    Once the poor relation, the awards show now has the top stars and boasts the best drama
    What happens to African migrants once they land in Italy during the summer?

    What happens to migrants once they land in Italy?

    Memphis Barker follows their trail through southern Europe
    French connection: After 1,300 years, there’s a bridge to Mont Saint-Michel

    French connection: After 1,300 years, there’s a bridge to Mont Saint-Michel

    The ugly causeway is being dismantled, an elegant connection erected in its place. So everyone’s happy, right?
    Frank Mugisha: Uganda's most outspoken gay rights activist on changing people's attitudes, coming out, and the threat of being attacked
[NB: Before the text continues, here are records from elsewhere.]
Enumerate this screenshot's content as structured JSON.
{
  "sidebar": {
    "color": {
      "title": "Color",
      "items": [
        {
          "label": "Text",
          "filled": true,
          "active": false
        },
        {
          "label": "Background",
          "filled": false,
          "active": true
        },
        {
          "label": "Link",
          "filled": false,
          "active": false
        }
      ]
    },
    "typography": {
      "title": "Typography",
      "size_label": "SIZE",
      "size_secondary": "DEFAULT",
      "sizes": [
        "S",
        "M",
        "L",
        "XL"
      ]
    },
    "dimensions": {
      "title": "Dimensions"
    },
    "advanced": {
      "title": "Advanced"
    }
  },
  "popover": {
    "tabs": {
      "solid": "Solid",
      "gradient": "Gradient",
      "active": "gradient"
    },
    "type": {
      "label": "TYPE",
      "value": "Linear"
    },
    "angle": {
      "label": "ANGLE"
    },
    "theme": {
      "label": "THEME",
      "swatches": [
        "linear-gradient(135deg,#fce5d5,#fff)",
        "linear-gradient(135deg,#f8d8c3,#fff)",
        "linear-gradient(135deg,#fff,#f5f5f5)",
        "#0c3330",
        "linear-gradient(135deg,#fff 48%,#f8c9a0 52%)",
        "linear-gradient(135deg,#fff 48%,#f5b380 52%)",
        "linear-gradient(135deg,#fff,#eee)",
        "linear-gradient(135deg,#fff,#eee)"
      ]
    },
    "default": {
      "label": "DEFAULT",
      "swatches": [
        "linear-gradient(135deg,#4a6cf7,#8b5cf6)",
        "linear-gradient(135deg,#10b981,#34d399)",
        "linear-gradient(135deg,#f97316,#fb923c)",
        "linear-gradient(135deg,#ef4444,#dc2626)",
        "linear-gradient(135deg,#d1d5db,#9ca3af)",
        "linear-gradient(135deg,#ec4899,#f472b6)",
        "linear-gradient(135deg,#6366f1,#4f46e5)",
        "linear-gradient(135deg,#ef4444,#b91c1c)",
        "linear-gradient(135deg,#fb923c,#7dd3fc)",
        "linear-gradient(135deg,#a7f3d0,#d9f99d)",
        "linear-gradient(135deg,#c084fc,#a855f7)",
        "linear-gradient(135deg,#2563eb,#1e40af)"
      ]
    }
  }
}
    Frank Mugisha: 'Coming out was a gradual process '

    Uganda's most outspoken gay rights activist on changing people's attitudes, coming out, and the threat of being attacked
    Radio 1 to hire 'YouTube-famous' vloggers to broadcast online

    Radio 1’s new top ten

    The ‘vloggers’ signed up to find twentysomething audience
    David Abraham: Big ideas for the small screen

    David Abraham: Big ideas for the small screen

    A blistering attack on US influence on British television has lifted the savvy head of Channel 4 out of the shadows
    Florence Knight's perfect picnic: Make the most of summer's last Bank Holiday weekend

    Florence Knight's perfect picnic

    Polpetto's head chef shares her favourite recipes from Iced Earl Grey tea to baked peaches, mascarpone & brown sugar meringues...
    Horst P Horst: The fashion photography genius who inspired Madonna comes to the V&A

    Horst P Horst comes to the V&A

    The London's museum has delved into its archives to stage a far-reaching retrospective celebrating the photographer's six decades of creativity
    Mark Hix recipes: Try our chef's summery soups for a real seasonal refresher

    Mark Hix's summery soups

    Soup isn’t just about comforting broths and steaming hot bowls...
    Tim Sherwood column: 'It started as a three-horse race but turned into the Grand National'

    Tim Sherwood column

    I would have taken the Crystal Palace job if I’d been offered it soon after my interview... but the whole process dragged on so I had to pull out
    Eden Hazard: Young, gifted... not yet perfect

    Eden Hazard: Young, gifted... not yet perfect

    Eden Hazard admits he is still below the level of Ronaldo and Messi but, after a breakthrough season, is ready to thrill Chelsea’s fans
    Tim Howard: I’m an old dog. I don’t get too excited

    Tim Howard: I’m an old dog. I don’t get too excited

    The Everton and US goalkeeper was such a star at the World Cup that the President phoned to congratulate him... not that he knows what the fuss is all about
    Match of the Day at 50: Show reminds us that even the most revered BBC institution may have a finite lifespan – thanks to the opposition

    Tom Peck on Match of the Day at 50

    The show reminds us that even the most revered BBC institution may have a finite lifespan – thanks to the opposition